the context for producing "monika m." was a compilation commissioned by the german-austrian-swiss tv-station 3sat about the german election campaign 2002. within this format people working for campaigns of political parties were meant to be portrayed. the protagonist that i chose is monika m.: she is not working for a party but she claims political and social abuses in very strong speeches and she is also ready to fight for her convictions. at first it seems there is no audience for her performances but the viewers sooner or later realize that the topics pointed out by the protagonist are in fact related to their own reality and that "monika m." is speaking to every viewer on a personal level. sexist construction of gender roles, sexual abuse in heteronormative nuclear families, the western capitalist concept of work and consumption and social injustices - all seen in a steady deadening repetition and articulated in a mixture of serious political critique and humorous sarcasm.

from a different point of view, namely that of northern albania, pashke and sofia are also talking about the construction of gender roles.

<< ¦ X ¦ > ¦>>

Preloading the images and captions for the slide show.

pashke (62) has chosen to live as a "sworn virgin" at the age of 30, whereas sofia was married and has 6 children.

northern albania has a long tradition of “sworn virgins” - and this tradition is based on a law called "kanun" which got into conflict in times of communism, which can be partly seen in an extract of the film “rruga e lirise” (by esat muslin, script: natasha lako). aside from the meaning that "sworn virgins" stabilize the patriarchal system, because "sworn virgins" shall take in the so-called man's role in order to rule the house and the family when there is no man to do it, being a "sworn virgin" gave women the chance to avoid a forced marriage. for pashke it also meant that s/he could stay in her/his own house after her/his uncle had died and to have her/his own land and sheep. also it gave her/him the right to vote and the possibility to move between the village and the city on her/his own.

being a “sworn virgin” is not the same as being a man in albania, but it gives you some of the rights that men have and that women don’t have.

who is getting which resources, who is able to get education and to work for money - these are some means to question various forms of hierarchies and discriminations that are clearly gender related. especially in the rural areas of northern albania, it still seems to be the rule that if you are a man, you not only are the one who inherits in the first place. you are also the one who can go find a job and earn money or who can leave the country to make a living in italy or some other country – living conditions and possibilities that are still often out of reach for women.

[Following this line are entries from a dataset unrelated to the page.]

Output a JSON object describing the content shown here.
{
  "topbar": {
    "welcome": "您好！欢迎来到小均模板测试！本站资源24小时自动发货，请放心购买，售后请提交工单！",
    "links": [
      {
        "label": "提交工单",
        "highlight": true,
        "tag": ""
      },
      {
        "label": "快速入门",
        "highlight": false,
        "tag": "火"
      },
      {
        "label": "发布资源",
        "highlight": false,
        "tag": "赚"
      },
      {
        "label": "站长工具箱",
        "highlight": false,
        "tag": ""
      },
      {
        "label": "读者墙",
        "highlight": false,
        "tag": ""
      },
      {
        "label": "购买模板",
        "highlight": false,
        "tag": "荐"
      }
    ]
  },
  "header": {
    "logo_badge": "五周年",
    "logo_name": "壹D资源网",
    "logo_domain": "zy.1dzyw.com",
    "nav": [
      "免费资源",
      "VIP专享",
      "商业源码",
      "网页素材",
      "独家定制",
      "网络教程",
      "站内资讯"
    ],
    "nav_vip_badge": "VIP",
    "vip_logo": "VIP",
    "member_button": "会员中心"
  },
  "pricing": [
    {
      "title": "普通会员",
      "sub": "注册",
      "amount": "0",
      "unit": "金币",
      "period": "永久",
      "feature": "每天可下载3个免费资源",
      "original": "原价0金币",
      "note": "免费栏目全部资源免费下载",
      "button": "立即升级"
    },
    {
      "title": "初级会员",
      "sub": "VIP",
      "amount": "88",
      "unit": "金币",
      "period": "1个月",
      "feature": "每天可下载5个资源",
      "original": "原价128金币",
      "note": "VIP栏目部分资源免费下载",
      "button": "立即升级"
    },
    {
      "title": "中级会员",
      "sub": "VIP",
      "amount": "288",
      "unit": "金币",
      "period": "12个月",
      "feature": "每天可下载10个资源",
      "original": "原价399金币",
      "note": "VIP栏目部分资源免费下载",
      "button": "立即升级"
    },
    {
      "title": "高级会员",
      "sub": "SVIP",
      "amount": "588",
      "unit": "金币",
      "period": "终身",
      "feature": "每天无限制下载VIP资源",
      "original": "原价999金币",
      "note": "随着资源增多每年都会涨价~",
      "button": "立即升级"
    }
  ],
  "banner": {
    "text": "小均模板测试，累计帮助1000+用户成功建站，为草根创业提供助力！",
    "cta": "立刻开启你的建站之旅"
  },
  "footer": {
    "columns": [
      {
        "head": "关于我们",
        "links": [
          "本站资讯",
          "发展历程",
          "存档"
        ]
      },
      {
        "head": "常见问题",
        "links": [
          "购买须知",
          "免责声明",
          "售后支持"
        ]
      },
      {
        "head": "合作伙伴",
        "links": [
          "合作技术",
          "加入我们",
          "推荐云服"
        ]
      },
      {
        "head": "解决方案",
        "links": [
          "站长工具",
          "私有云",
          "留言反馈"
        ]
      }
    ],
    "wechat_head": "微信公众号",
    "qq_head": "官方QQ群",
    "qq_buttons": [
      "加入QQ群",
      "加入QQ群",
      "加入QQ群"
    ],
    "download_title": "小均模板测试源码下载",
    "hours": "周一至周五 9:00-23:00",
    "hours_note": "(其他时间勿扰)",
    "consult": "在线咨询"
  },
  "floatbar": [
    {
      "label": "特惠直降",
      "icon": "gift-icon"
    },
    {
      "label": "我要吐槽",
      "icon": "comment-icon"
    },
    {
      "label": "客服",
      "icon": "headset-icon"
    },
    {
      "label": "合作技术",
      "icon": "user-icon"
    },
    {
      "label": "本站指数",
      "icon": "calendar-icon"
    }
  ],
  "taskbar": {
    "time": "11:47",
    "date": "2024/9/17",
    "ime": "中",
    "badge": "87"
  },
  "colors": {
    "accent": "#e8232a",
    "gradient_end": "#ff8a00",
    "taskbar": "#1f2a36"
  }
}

but aside from these contexts it becomes obvious that pashke seems to have a desire for masculinity that is not only related to a social need. and even though an outsider gaze on countries like albania makes not really sense because the ways in which gender roles are constructed and lived have definitely to be seen within the context of each society. but it may still be possible for the audience to relate to pashke and also sofia when they are talking about these gender aspects and avoid an exotisation of them.

<< ¦ X ¦ > ¦>>

Preloading the images and captions for the slide show.

and it is of course the genre of documentary films that is to be questioned after all. can performances like pashke's when s/he is presenting his/her sheep and ironizing the maleness of the ram in the herd in saying, “remain standing! be a man!” or when s/he is talking about wearing a cigarette behind her/his ear to perform maleness but not being a smoker, intervene the construction of gaze that is made by the film team and the audience? or can the one-dimensional hierarchy of gaze be interrupted when sofia returns the gaze to the filmmaker behind the camera in asking her “do you have more freedom because you’re dressed like a boy?”?

it is these kinds of questions of feminist and queer standpoints and the negotiation of these topics not only as a secondary area of confrontation or marginal matter, but as part of every other reflection of societies, communities and relationships and as one of the main challenges in creating cultural products that possibly disclose hierarchies and discriminations.